Dataset rows for apps and sites
━━━━━━━━━━━━━━━━

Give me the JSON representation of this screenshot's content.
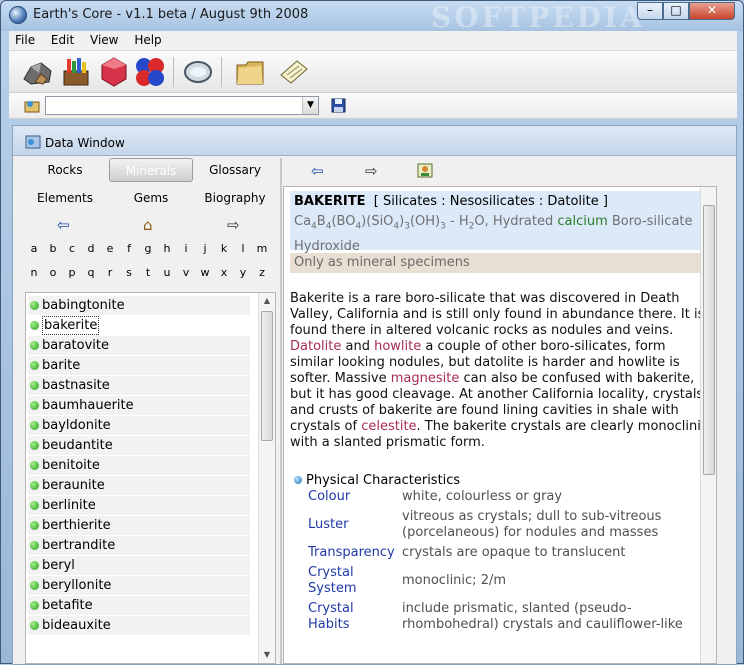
{
  "window": {
    "title": "Earth's Core - v1.1 beta / August 9th 2008",
    "watermark": "SOFTPEDIA"
  },
  "menu": [
    "File",
    "Edit",
    "View",
    "Help"
  ],
  "toolbar_icons": [
    "rocks-icon",
    "crayons-icon",
    "gem-icon",
    "molecule-icon",
    "magnifier-icon",
    "folder-icon",
    "notepad-icon"
  ],
  "address_bar": {
    "value": ""
  },
  "data_window": {
    "title": "Data Window"
  },
  "nav": {
    "buttons": [
      "Rocks",
      "Minerals",
      "Glossary",
      "Elements",
      "Gems",
      "Biography"
    ],
    "selected": "Minerals"
  },
  "letters": [
    "a",
    "b",
    "c",
    "d",
    "e",
    "f",
    "g",
    "h",
    "i",
    "j",
    "k",
    "l",
    "m",
    "n",
    "o",
    "p",
    "q",
    "r",
    "s",
    "t",
    "u",
    "v",
    "w",
    "x",
    "y",
    "z"
  ],
  "mineral_list": [
    "babingtonite",
    "bakerite",
    "baratovite",
    "barite",
    "bastnasite",
    "baumhauerite",
    "bayldonite",
    "beudantite",
    "benitoite",
    "beraunite",
    "berlinite",
    "berthierite",
    "bertrandite",
    "beryl",
    "beryllonite",
    "betafite",
    "bideauxite"
  ],
  "selected_mineral": "bakerite",
  "detail": {
    "name": "BAKERITE",
    "classification": "[  Silicates : Nesosilicates : Datolite  ]",
    "formula_extra_a": " - H",
    "formula_extra_b": "O, Hydrated ",
    "formula_green": "calcium",
    "formula_tail": " Boro-silicate Hydroxide",
    "note": "Only as mineral specimens",
    "desc_1": "Bakerite is a rare boro-silicate that was discovered in Death Valley, California and is still only found in abundance there. It is found there in altered volcanic rocks as nodules and veins. ",
    "link_1": "Datolite",
    "desc_2": " and ",
    "link_2": "howlite",
    "desc_3": " a couple of other boro-silicates, form similar looking nodules, but datolite is harder and howlite is softer. Massive ",
    "link_3": "magnesite",
    "desc_4": " can also be confused with bakerite, but it has good cleavage. At another California locality, crystals and crusts of bakerite are found lining cavities in shale with crystals of ",
    "link_4": "celestite",
    "desc_5": ". The bakerite crystals are clearly monoclinic with a slanted prismatic form.",
    "physical_heading": "Physical Characteristics",
    "properties": [
      {
        "label": "Colour",
        "value": "white, colourless or gray"
      },
      {
        "label": "Luster",
        "value": "vitreous as crystals; dull to sub-vitreous (porcelaneous) for nodules and masses"
      },
      {
        "label": "Transparency",
        "value": "crystals are opaque to translucent"
      },
      {
        "label": "Crystal System",
        "value": "monoclinic; 2/m"
      },
      {
        "label": "Crystal Habits",
        "value": "include prismatic, slanted (pseudo-rhombohedral) crystals and cauliflower-like"
      }
    ]
  }
}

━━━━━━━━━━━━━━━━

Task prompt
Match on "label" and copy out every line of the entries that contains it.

Result of the task
        "label": "Colour",
        "label": "Luster",
        "label": "Transparency",
        "label": "Crystal System",
        "label": "Crystal Habits",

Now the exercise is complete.